Duke Undergraduate Survey Policy

Policy Rationale

Undergraduate students are frequent targets for surveys administered by parties ranging from outside agencies to faculty conducting research to fellow students running opinion polls. While individually most of these surveys serve valid research or administrative purposes, in the aggregate they take time away from core academic endeavors and cause “survey fatigue,” eroding survey response rates and reducing the validity of results. Lack of coordination in the past has resulted in multiple/similar surveys being fielded simultaneously to the same students, creating confusion and frustration for survey administrators and respondents alike. Survey fatigue is a particular danger for members of groups which need to be "oversampled" (in the technical statistical sense) to make sure of a valid survey sample size for that group.  

Procedures and Guidelines

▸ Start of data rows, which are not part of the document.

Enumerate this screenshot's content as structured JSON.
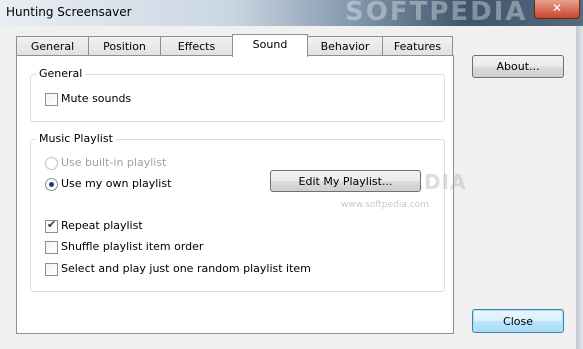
{
  "window": {
    "title": "Hunting Screensaver",
    "close_symbol": "✕",
    "watermark": "SOFTPEDIA"
  },
  "tabs": [
    {
      "label": "General"
    },
    {
      "label": "Position"
    },
    {
      "label": "Effects"
    },
    {
      "label": "Sound",
      "active": true
    },
    {
      "label": "Behavior"
    },
    {
      "label": "Features"
    }
  ],
  "general_group": {
    "title": "General",
    "mute_sounds": {
      "label": "Mute sounds",
      "checked": false
    }
  },
  "playlist_group": {
    "title": "Music Playlist",
    "builtin": {
      "label": "Use built-in playlist",
      "selected": false,
      "enabled": false
    },
    "own": {
      "label": "Use my own playlist",
      "selected": true,
      "enabled": true
    },
    "edit_button": "Edit My Playlist...",
    "repeat": {
      "label": "Repeat playlist",
      "checked": true
    },
    "shuffle": {
      "label": "Shuffle playlist item order",
      "checked": false
    },
    "random_one": {
      "label": "Select and play just one random playlist item",
      "checked": false
    }
  },
  "about_button": "About...",
  "close_button": "Close",
  "panel_watermark": {
    "big": "SOFTPEDIA",
    "small": "www.softpedia.com"
  },
  "colors": {
    "window_bg": "#f0f0f0",
    "panel_bg": "#ffffff",
    "default_button": "#bee6fd"
  }
}
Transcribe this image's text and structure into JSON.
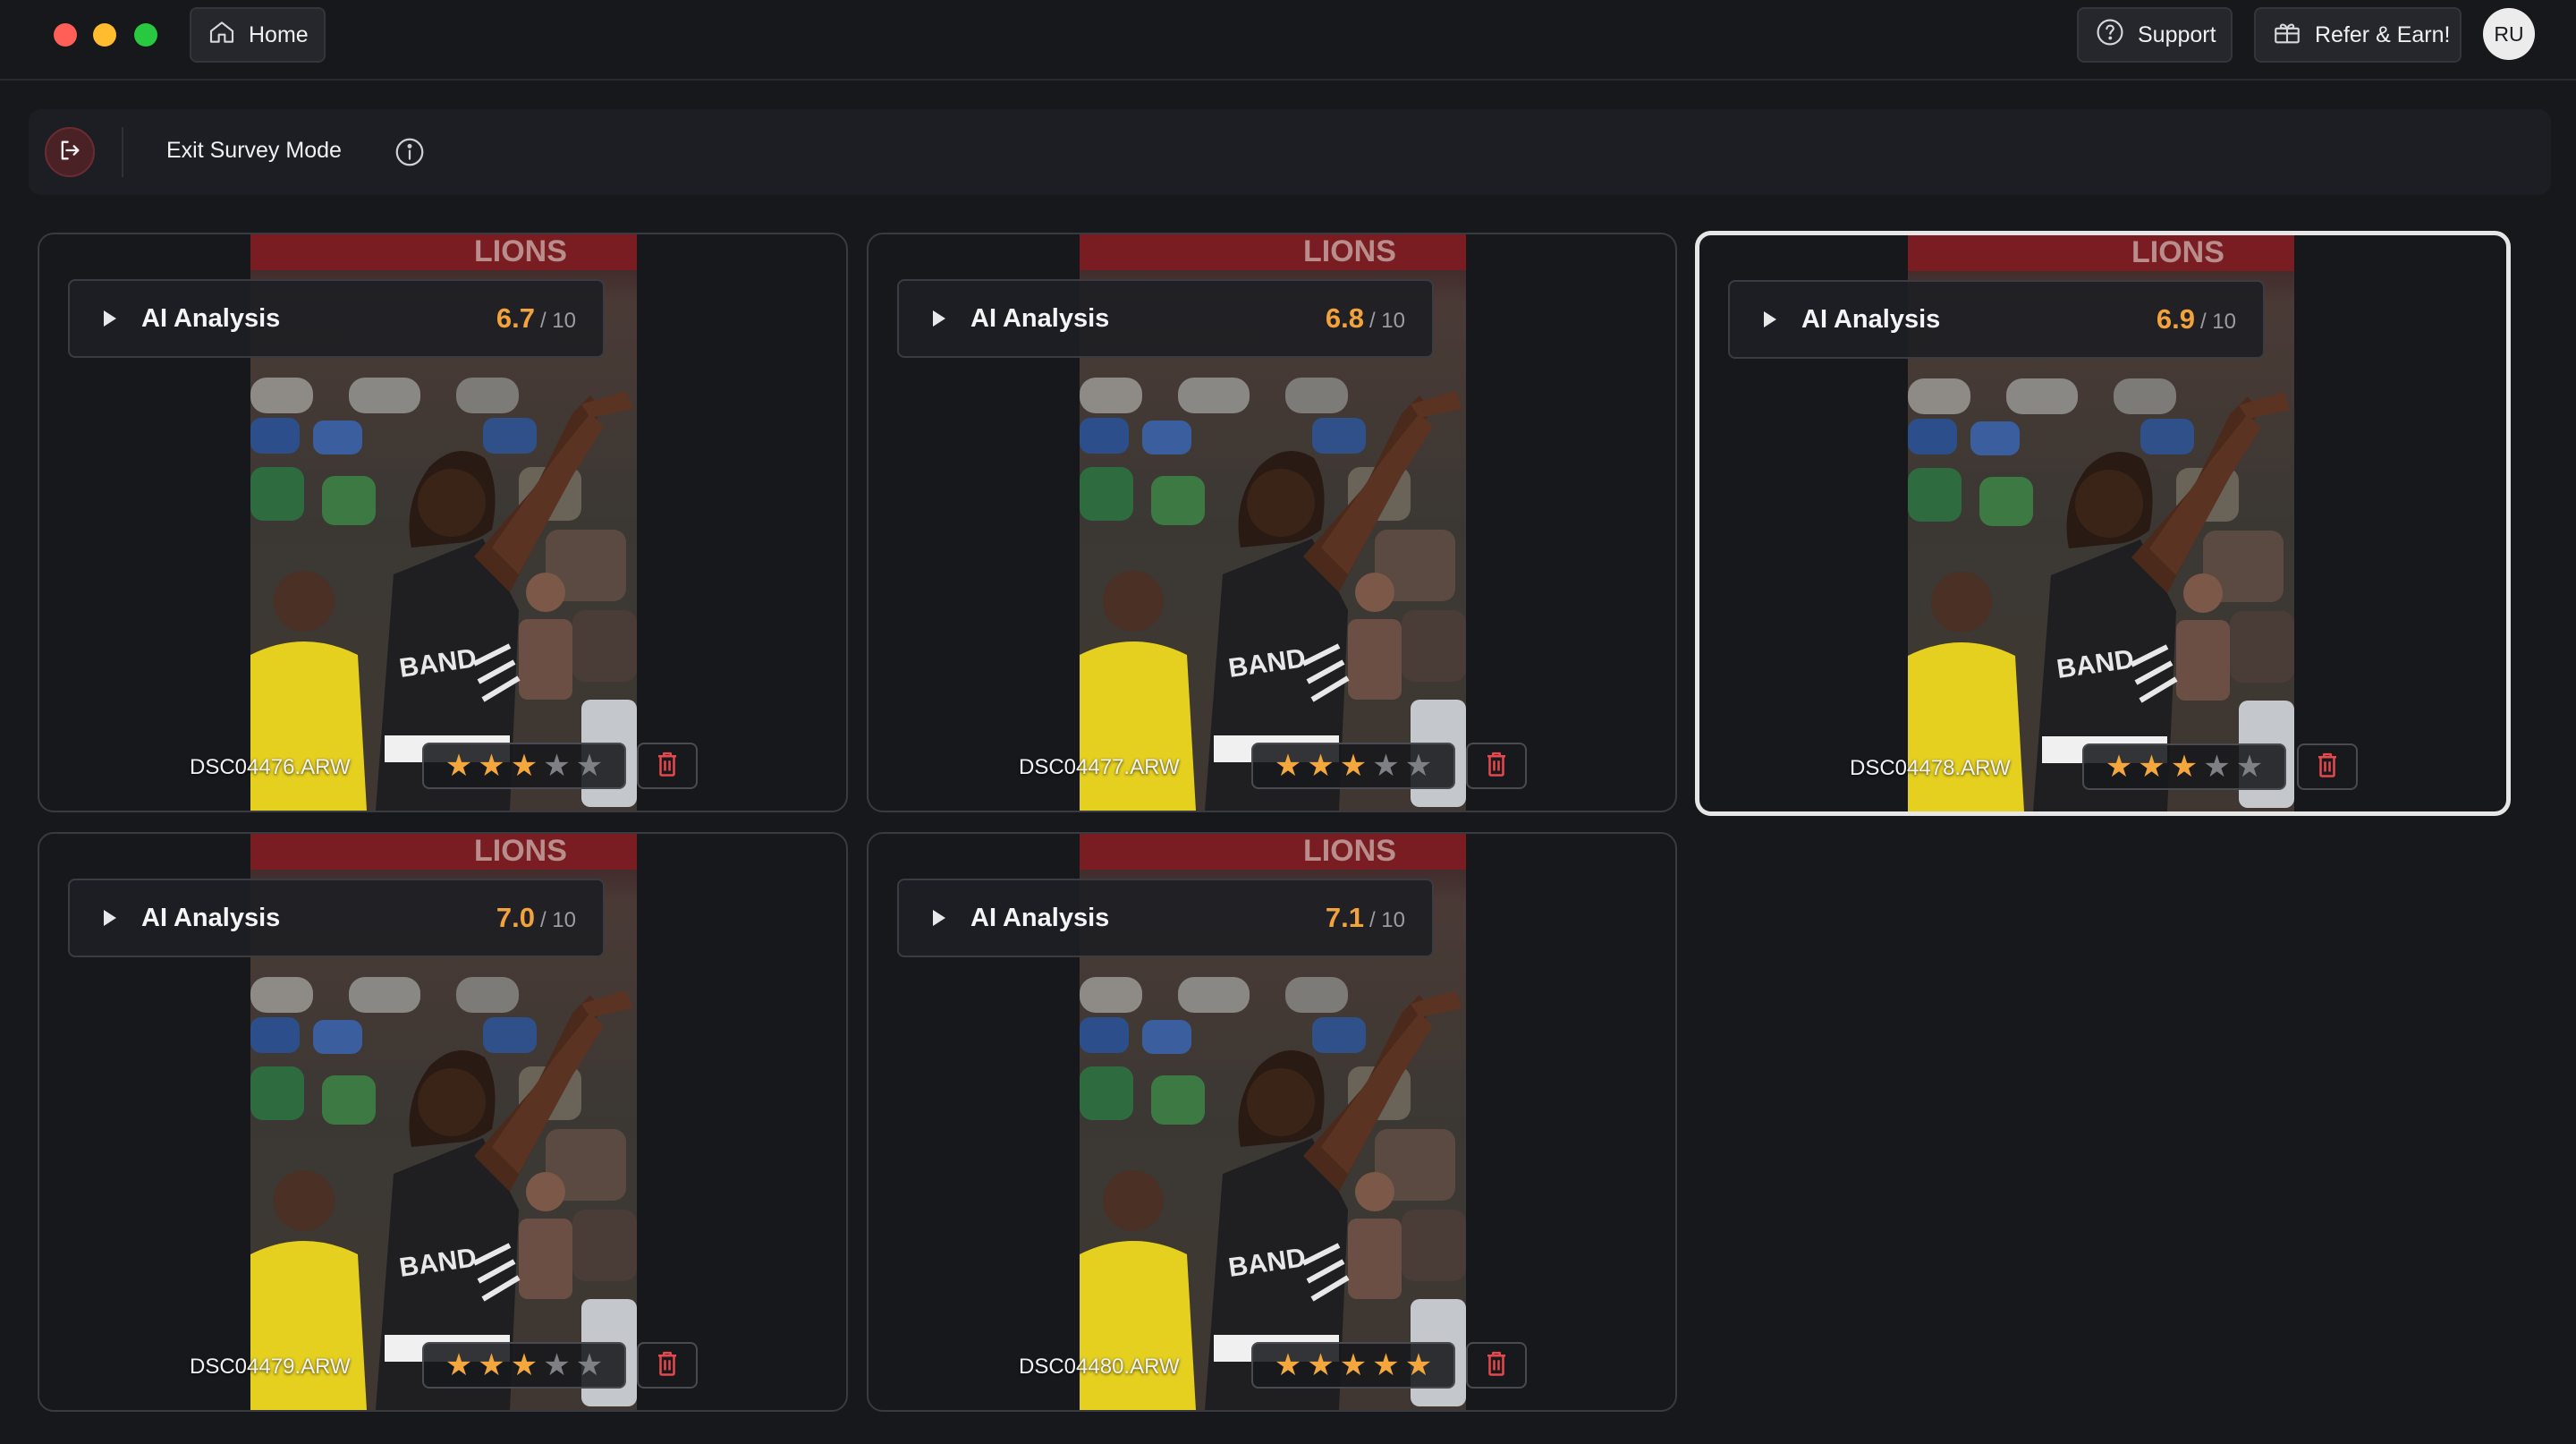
{
  "topbar": {
    "home_label": "Home",
    "support_label": "Support",
    "refer_label": "Refer & Earn!",
    "avatar_initials": "RU"
  },
  "survey_bar": {
    "exit_label": "Exit Survey Mode"
  },
  "cards": [
    {
      "ai_label": "AI Analysis",
      "score": "6.7",
      "score_out_of": "/ 10",
      "filename": "DSC04476.ARW",
      "rating": 3,
      "selected": false
    },
    {
      "ai_label": "AI Analysis",
      "score": "6.8",
      "score_out_of": "/ 10",
      "filename": "DSC04477.ARW",
      "rating": 3,
      "selected": false
    },
    {
      "ai_label": "AI Analysis",
      "score": "6.9",
      "score_out_of": "/ 10",
      "filename": "DSC04478.ARW",
      "rating": 3,
      "selected": true
    },
    {
      "ai_label": "AI Analysis",
      "score": "7.0",
      "score_out_of": "/ 10",
      "filename": "DSC04479.ARW",
      "rating": 3,
      "selected": false
    },
    {
      "ai_label": "AI Analysis",
      "score": "7.1",
      "score_out_of": "/ 10",
      "filename": "DSC04480.ARW",
      "rating": 5,
      "selected": false
    }
  ],
  "colors": {
    "accent_score": "#f3a33c",
    "star_on": "#f3a73c",
    "star_off": "#7f8085",
    "danger": "#e5484d"
  },
  "icons": [
    "home-icon",
    "help-circle-icon",
    "gift-icon",
    "exit-icon",
    "info-icon",
    "play-icon",
    "star-icon",
    "trash-icon"
  ]
}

For surveys proposed to be administered to more than 100 undergraduates (the same number that invokes the Group E-mail Policy, see below), the Survey Proposal Form should be submitted to the Director of Institutional Research in the Office of the Provost. Such requests will be evaluated in terms of the following guidelines:

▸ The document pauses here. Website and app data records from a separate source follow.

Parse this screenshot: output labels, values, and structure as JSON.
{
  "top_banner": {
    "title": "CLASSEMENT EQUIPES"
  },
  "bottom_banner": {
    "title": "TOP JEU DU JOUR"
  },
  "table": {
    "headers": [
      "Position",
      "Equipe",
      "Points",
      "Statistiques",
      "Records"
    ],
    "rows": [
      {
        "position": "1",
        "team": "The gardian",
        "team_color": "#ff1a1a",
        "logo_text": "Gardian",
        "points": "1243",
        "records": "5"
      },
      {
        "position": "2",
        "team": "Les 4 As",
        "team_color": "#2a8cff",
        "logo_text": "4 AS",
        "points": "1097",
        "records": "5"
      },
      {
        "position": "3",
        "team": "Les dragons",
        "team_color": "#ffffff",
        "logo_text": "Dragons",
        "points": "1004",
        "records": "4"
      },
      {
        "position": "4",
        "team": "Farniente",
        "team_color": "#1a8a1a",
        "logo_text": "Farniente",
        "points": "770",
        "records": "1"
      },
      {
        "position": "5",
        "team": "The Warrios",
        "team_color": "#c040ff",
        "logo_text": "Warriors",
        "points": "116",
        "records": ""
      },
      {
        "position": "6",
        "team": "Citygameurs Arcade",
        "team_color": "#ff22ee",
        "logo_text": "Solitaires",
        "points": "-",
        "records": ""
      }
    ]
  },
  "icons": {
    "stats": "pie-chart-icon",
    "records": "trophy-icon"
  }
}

  • All requests for population samples for purposes of generalizable research and publication must conform to Human Subjects guidelines, and will be referred to the Human Subjects Committee (IRB). Survey participant lists will not be released prior to IRB approval in this case.  Subsequent survey policy requirements still apply as well.
  • Group-email advance letters, survey invitations, and non-respondent follow-ups must conform to the university Group E-Mail Policy.
  • Surveys should normally be administered to the smallest number of respondents necessary to achieve a high likelihood of statistical validity, taking response rate assumptions based on recent experience into consideration.
  • All requests for population samples should include procedures to maintain confidentiality of survey respondents, to make clear to survey recipients that they are free not to participate, and to give survey respondents the opportunity to see the research results (basic human subjects research considerations).
  • Larger surveys, defined as requiring samples of more than 500 students, should be submitted for consideration at least three months prior to proposed administration to allow time for survey samples to be coordinated with other contemporaneous surveys. Such coordination will be implemented by selecting prospective respondents who have not yet been included in other surveys' samples, to the extent possible.

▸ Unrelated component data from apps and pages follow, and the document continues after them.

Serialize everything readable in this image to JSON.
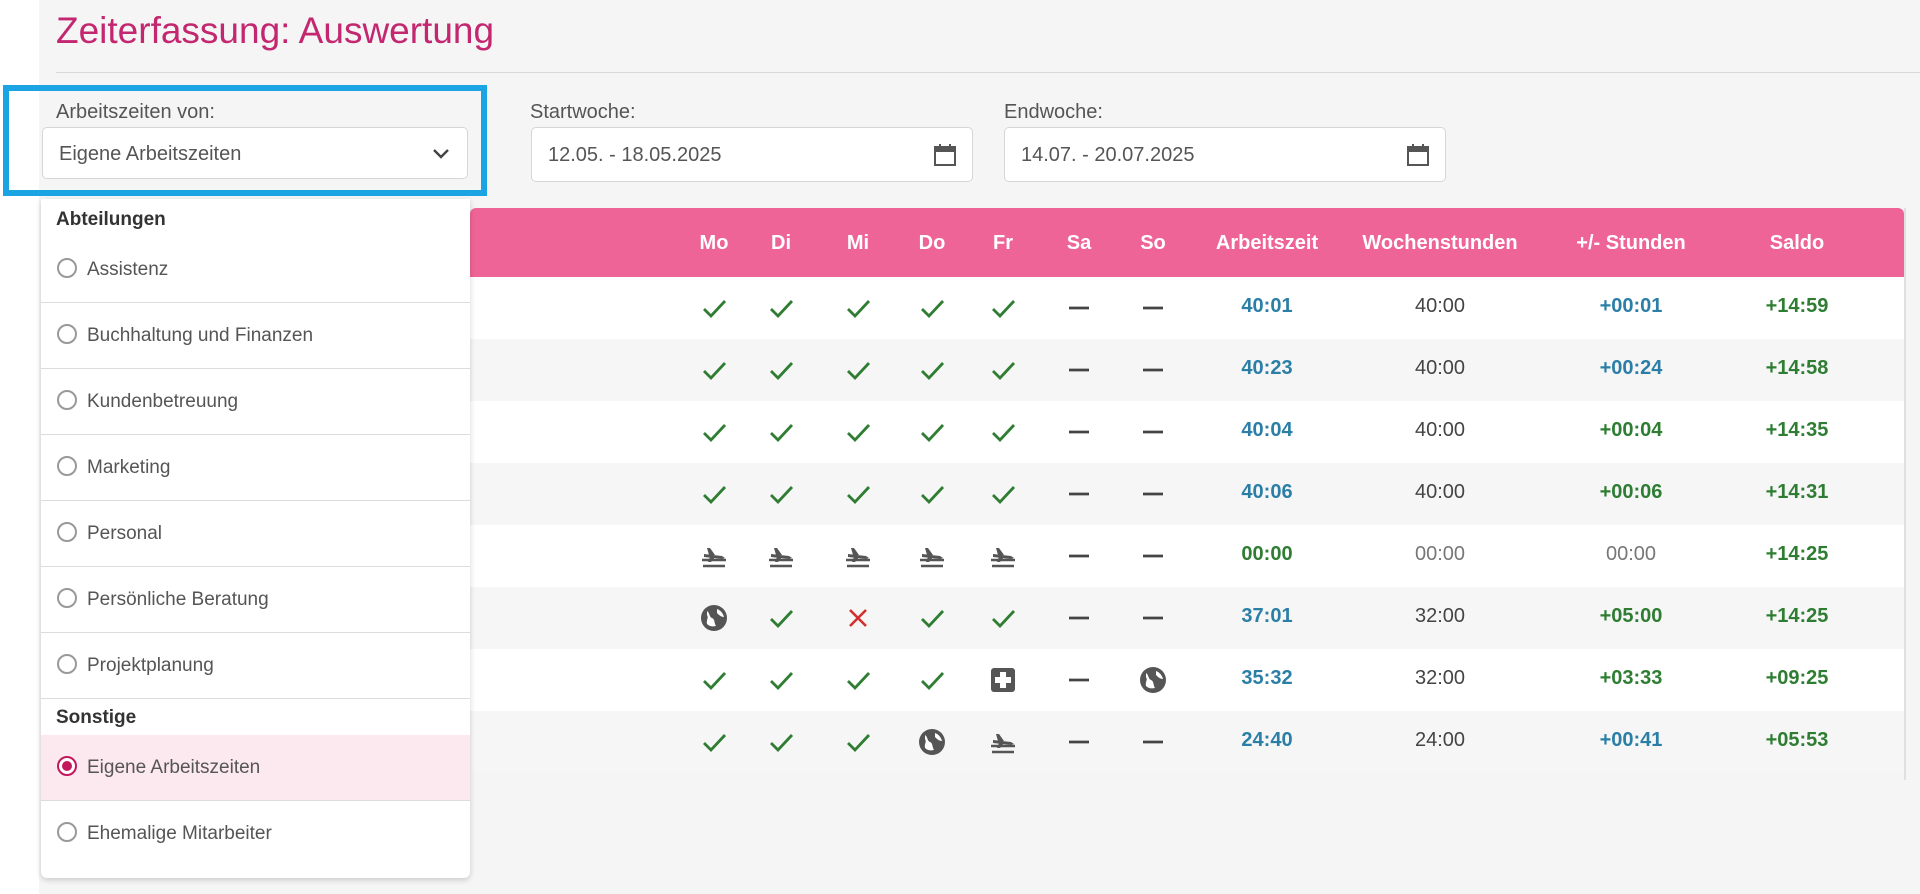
{
  "page": {
    "title": "Zeiterfassung: Auswertung"
  },
  "filters": {
    "arbeitszeiten_label": "Arbeitszeiten von:",
    "arbeitszeiten_value": "Eigene Arbeitszeiten",
    "startwoche_label": "Startwoche:",
    "startwoche_value": "12.05. - 18.05.2025",
    "endwoche_label": "Endwoche:",
    "endwoche_value": "14.07. - 20.07.2025"
  },
  "dropdown": {
    "groups": [
      {
        "label": "Abteilungen",
        "options": [
          "Assistenz",
          "Buchhaltung und Finanzen",
          "Kundenbetreuung",
          "Marketing",
          "Personal",
          "Persönliche Beratung",
          "Projektplanung"
        ]
      },
      {
        "label": "Sonstige",
        "options": [
          "Eigene Arbeitszeiten",
          "Ehemalige Mitarbeiter"
        ]
      }
    ],
    "selected": "Eigene Arbeitszeiten"
  },
  "table": {
    "headers": [
      "Mo",
      "Di",
      "Mi",
      "Do",
      "Fr",
      "Sa",
      "So",
      "Arbeitszeit",
      "Wochenstunden",
      "+/- Stunden",
      "Saldo"
    ],
    "rows": [
      {
        "days": [
          "check",
          "check",
          "check",
          "check",
          "check",
          "dash",
          "dash"
        ],
        "arbeitszeit": "40:01",
        "wochenstunden": "40:00",
        "diff": "+00:01",
        "diff_color": "blue",
        "saldo": "+14:59"
      },
      {
        "days": [
          "check",
          "check",
          "check",
          "check",
          "check",
          "dash",
          "dash"
        ],
        "arbeitszeit": "40:23",
        "wochenstunden": "40:00",
        "diff": "+00:24",
        "diff_color": "blue",
        "saldo": "+14:58"
      },
      {
        "days": [
          "check",
          "check",
          "check",
          "check",
          "check",
          "dash",
          "dash"
        ],
        "arbeitszeit": "40:04",
        "wochenstunden": "40:00",
        "diff": "+00:04",
        "diff_color": "green",
        "saldo": "+14:35"
      },
      {
        "days": [
          "check",
          "check",
          "check",
          "check",
          "check",
          "dash",
          "dash"
        ],
        "arbeitszeit": "40:06",
        "wochenstunden": "40:00",
        "diff": "+00:06",
        "diff_color": "green",
        "saldo": "+14:31"
      },
      {
        "days": [
          "vacation",
          "vacation",
          "vacation",
          "vacation",
          "vacation",
          "dash",
          "dash"
        ],
        "arbeitszeit": "00:00",
        "arbeitszeit_color": "green",
        "wochenstunden": "00:00",
        "wochenstunden_muted": true,
        "diff": "00:00",
        "diff_color": "muted",
        "saldo": "+14:25"
      },
      {
        "days": [
          "globe",
          "check",
          "cross",
          "check",
          "check",
          "dash",
          "dash"
        ],
        "arbeitszeit": "37:01",
        "wochenstunden": "32:00",
        "diff": "+05:00",
        "diff_color": "green",
        "saldo": "+14:25"
      },
      {
        "days": [
          "check",
          "check",
          "check",
          "check",
          "sick",
          "dash",
          "globe"
        ],
        "arbeitszeit": "35:32",
        "wochenstunden": "32:00",
        "diff": "+03:33",
        "diff_color": "green",
        "saldo": "+09:25"
      },
      {
        "days": [
          "check",
          "check",
          "check",
          "globe",
          "vacation",
          "dash",
          "dash"
        ],
        "arbeitszeit": "24:40",
        "wochenstunden": "24:00",
        "diff": "+00:41",
        "diff_color": "blue",
        "saldo": "+05:53"
      }
    ]
  },
  "colors": {
    "brand": "#c2276f",
    "header_bg": "#ef6496",
    "highlight": "#1aa4e3",
    "check": "#2e7d32",
    "cross": "#d32f2f"
  }
}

Decisions of the Director of Institutional Research may be appealed to the Dean of Undergraduate Education.


The following very common survey types do not need to be submitted for review and approval:

  • Survey instruments designed to evaluate specific programs or campus services by contacting program participants or service users at the conclusion of the program or service.
  • Class projects surveying students only within that class.
  • Surveys to fewer than 100 undergraduates.